_Work to be completed_
Your task is to copy every line below that contains the word "Open".

_Study material_

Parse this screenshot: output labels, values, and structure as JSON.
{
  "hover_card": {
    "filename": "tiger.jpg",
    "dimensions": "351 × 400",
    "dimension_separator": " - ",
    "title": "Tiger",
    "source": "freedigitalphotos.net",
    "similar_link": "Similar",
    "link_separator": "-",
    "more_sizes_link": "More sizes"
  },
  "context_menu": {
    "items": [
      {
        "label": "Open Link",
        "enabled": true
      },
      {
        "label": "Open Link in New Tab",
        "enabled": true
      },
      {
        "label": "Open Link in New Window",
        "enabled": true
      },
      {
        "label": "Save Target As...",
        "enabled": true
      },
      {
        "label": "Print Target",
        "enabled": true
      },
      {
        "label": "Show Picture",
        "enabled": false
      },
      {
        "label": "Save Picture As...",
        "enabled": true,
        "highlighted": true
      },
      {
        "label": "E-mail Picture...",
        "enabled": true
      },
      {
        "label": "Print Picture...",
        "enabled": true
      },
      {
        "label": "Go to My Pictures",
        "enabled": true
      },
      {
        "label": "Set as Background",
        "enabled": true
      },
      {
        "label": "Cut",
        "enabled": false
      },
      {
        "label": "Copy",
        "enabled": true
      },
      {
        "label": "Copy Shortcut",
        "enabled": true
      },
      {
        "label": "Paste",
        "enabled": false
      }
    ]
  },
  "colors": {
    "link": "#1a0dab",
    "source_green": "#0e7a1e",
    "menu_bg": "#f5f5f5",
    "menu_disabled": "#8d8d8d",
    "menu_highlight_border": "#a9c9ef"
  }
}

_Completed exercise_
        "label": "Open Link",
        "label": "Open Link in New Tab",
        "label": "Open Link in New Window",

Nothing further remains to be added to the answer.